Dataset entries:
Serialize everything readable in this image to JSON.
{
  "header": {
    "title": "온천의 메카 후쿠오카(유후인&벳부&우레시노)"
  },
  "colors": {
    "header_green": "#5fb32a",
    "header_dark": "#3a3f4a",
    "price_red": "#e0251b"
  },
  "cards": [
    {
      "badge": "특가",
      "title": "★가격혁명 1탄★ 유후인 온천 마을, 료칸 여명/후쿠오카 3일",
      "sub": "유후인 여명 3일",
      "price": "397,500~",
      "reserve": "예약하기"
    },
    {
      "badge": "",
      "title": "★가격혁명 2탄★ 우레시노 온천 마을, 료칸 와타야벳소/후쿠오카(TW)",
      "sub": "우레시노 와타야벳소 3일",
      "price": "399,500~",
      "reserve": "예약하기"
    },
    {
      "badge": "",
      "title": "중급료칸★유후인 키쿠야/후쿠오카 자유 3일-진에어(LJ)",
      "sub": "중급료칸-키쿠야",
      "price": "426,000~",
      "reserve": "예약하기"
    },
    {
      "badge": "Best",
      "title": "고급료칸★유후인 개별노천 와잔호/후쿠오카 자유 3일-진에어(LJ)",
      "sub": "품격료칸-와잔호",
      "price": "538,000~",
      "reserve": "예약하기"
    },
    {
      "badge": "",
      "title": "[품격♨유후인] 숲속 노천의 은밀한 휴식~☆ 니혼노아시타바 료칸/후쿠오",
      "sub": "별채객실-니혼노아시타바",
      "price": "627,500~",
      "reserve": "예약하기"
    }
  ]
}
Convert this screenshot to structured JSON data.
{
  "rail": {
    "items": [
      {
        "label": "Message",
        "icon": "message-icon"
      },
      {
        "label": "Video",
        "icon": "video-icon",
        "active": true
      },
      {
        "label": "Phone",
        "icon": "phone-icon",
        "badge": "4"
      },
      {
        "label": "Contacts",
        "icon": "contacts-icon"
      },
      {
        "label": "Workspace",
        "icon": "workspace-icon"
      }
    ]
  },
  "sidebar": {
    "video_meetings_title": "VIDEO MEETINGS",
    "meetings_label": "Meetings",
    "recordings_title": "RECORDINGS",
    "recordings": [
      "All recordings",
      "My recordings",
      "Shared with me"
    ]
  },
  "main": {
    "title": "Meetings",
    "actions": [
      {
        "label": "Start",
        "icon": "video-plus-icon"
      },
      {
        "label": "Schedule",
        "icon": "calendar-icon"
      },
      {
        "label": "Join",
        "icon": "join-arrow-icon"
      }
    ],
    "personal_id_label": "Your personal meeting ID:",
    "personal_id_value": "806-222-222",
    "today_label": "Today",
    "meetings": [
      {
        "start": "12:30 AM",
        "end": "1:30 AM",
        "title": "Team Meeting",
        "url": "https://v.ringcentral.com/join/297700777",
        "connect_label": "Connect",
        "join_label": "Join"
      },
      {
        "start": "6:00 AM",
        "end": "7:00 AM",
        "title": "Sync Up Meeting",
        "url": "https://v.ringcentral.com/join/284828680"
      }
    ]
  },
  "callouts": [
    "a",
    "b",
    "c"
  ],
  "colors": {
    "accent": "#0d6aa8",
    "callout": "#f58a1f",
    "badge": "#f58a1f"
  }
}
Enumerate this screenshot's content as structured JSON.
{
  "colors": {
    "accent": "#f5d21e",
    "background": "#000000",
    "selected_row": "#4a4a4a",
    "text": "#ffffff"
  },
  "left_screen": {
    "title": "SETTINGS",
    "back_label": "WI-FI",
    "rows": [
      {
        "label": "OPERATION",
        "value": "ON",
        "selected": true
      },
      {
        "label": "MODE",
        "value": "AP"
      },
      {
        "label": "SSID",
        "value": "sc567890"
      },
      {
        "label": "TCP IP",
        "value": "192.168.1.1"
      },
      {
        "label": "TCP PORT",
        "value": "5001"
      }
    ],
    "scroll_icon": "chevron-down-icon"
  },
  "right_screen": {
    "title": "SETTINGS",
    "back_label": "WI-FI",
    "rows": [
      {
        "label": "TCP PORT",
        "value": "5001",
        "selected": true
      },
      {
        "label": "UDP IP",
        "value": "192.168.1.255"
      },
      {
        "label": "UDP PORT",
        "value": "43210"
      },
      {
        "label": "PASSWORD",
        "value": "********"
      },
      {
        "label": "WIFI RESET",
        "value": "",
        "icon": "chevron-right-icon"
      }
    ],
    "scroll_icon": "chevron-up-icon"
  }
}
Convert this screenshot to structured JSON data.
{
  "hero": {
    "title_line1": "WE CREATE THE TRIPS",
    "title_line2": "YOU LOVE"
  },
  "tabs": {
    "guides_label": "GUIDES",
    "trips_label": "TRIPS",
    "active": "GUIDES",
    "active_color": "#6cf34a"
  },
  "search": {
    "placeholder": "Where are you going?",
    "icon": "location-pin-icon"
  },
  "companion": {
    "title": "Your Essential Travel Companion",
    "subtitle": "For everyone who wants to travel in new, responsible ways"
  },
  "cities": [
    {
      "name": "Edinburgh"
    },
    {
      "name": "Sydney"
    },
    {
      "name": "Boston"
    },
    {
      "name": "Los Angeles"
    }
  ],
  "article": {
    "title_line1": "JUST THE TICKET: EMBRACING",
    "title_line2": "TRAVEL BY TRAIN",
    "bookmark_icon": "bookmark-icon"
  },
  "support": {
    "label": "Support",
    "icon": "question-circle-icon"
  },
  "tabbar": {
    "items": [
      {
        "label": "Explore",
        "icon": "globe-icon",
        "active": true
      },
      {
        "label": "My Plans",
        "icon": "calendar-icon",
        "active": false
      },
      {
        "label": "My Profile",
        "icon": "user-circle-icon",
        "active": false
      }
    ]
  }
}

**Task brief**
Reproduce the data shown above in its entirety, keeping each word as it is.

**Result of this exercise**
Serialize everything readable in this image to JSON.
{
  "header": {
    "title": "온천의 메카 후쿠오카(유후인&벳부&우레시노)"
  },
  "colors": {
    "header_green": "#5fb32a",
    "header_dark": "#3a3f4a",
    "price_red": "#e0251b"
  },
  "cards": [
    {
      "badge": "특가",
      "title": "★가격혁명 1탄★ 유후인 온천 마을, 료칸 여명/후쿠오카 3일",
      "sub": "유후인 여명 3일",
      "price": "397,500~",
      "reserve": "예약하기"
    },
    {
      "badge": "",
      "title": "★가격혁명 2탄★ 우레시노 온천 마을, 료칸 와타야벳소/후쿠오카(TW)",
      "sub": "우레시노 와타야벳소 3일",
      "price": "399,500~",
      "reserve": "예약하기"
    },
    {
      "badge": "",
      "title": "중급료칸★유후인 키쿠야/후쿠오카 자유 3일-진에어(LJ)",
      "sub": "중급료칸-키쿠야",
      "price": "426,000~",
      "reserve": "예약하기"
    },
    {
      "badge": "Best",
      "title": "고급료칸★유후인 개별노천 와잔호/후쿠오카 자유 3일-진에어(LJ)",
      "sub": "품격료칸-와잔호",
      "price": "538,000~",
      "reserve": "예약하기"
    },
    {
      "badge": "",
      "title": "[품격♨유후인] 숲속 노천의 은밀한 휴식~☆ 니혼노아시타바 료칸/후쿠오",
      "sub": "별채객실-니혼노아시타바",
      "price": "627,500~",
      "reserve": "예약하기"
    }
  ]
}
Convert this screenshot to structured JSON data.
{
  "rail": {
    "items": [
      {
        "label": "Message",
        "icon": "message-icon"
      },
      {
        "label": "Video",
        "icon": "video-icon",
        "active": true
      },
      {
        "label": "Phone",
        "icon": "phone-icon",
        "badge": "4"
      },
      {
        "label": "Contacts",
        "icon": "contacts-icon"
      },
      {
        "label": "Workspace",
        "icon": "workspace-icon"
      }
    ]
  },
  "sidebar": {
    "video_meetings_title": "VIDEO MEETINGS",
    "meetings_label": "Meetings",
    "recordings_title": "RECORDINGS",
    "recordings": [
      "All recordings",
      "My recordings",
      "Shared with me"
    ]
  },
  "main": {
    "title": "Meetings",
    "actions": [
      {
        "label": "Start",
        "icon": "video-plus-icon"
      },
      {
        "label": "Schedule",
        "icon": "calendar-icon"
      },
      {
        "label": "Join",
        "icon": "join-arrow-icon"
      }
    ],
    "personal_id_label": "Your personal meeting ID:",
    "personal_id_value": "806-222-222",
    "today_label": "Today",
    "meetings": [
      {
        "start": "12:30 AM",
        "end": "1:30 AM",
        "title": "Team Meeting",
        "url": "https://v.ringcentral.com/join/297700777",
        "connect_label": "Connect",
        "join_label": "Join"
      },
      {
        "start": "6:00 AM",
        "end": "7:00 AM",
        "title": "Sync Up Meeting",
        "url": "https://v.ringcentral.com/join/284828680"
      }
    ]
  },
  "callouts": [
    "a",
    "b",
    "c"
  ],
  "colors": {
    "accent": "#0d6aa8",
    "callout": "#f58a1f",
    "badge": "#f58a1f"
  }
}
Enumerate this screenshot's content as structured JSON.
{
  "colors": {
    "accent": "#f5d21e",
    "background": "#000000",
    "selected_row": "#4a4a4a",
    "text": "#ffffff"
  },
  "left_screen": {
    "title": "SETTINGS",
    "back_label": "WI-FI",
    "rows": [
      {
        "label": "OPERATION",
        "value": "ON",
        "selected": true
      },
      {
        "label": "MODE",
        "value": "AP"
      },
      {
        "label": "SSID",
        "value": "sc567890"
      },
      {
        "label": "TCP IP",
        "value": "192.168.1.1"
      },
      {
        "label": "TCP PORT",
        "value": "5001"
      }
    ],
    "scroll_icon": "chevron-down-icon"
  },
  "right_screen": {
    "title": "SETTINGS",
    "back_label": "WI-FI",
    "rows": [
      {
        "label": "TCP PORT",
        "value": "5001",
        "selected": true
      },
      {
        "label": "UDP IP",
        "value": "192.168.1.255"
      },
      {
        "label": "UDP PORT",
        "value": "43210"
      },
      {
        "label": "PASSWORD",
        "value": "********"
      },
      {
        "label": "WIFI RESET",
        "value": "",
        "icon": "chevron-right-icon"
      }
    ],
    "scroll_icon": "chevron-up-icon"
  }
}
Convert this screenshot to structured JSON data.
{
  "hero": {
    "title_line1": "WE CREATE THE TRIPS",
    "title_line2": "YOU LOVE"
  },
  "tabs": {
    "guides_label": "GUIDES",
    "trips_label": "TRIPS",
    "active": "GUIDES",
    "active_color": "#6cf34a"
  },
  "search": {
    "placeholder": "Where are you going?",
    "icon": "location-pin-icon"
  },
  "companion": {
    "title": "Your Essential Travel Companion",
    "subtitle": "For everyone who wants to travel in new, responsible ways"
  },
  "cities": [
    {
      "name": "Edinburgh"
    },
    {
      "name": "Sydney"
    },
    {
      "name": "Boston"
    },
    {
      "name": "Los Angeles"
    }
  ],
  "article": {
    "title_line1": "JUST THE TICKET: EMBRACING",
    "title_line2": "TRAVEL BY TRAIN",
    "bookmark_icon": "bookmark-icon"
  },
  "support": {
    "label": "Support",
    "icon": "question-circle-icon"
  },
  "tabbar": {
    "items": [
      {
        "label": "Explore",
        "icon": "globe-icon",
        "active": true
      },
      {
        "label": "My Plans",
        "icon": "calendar-icon",
        "active": false
      },
      {
        "label": "My Profile",
        "icon": "user-circle-icon",
        "active": false
      }
    ]
  }
}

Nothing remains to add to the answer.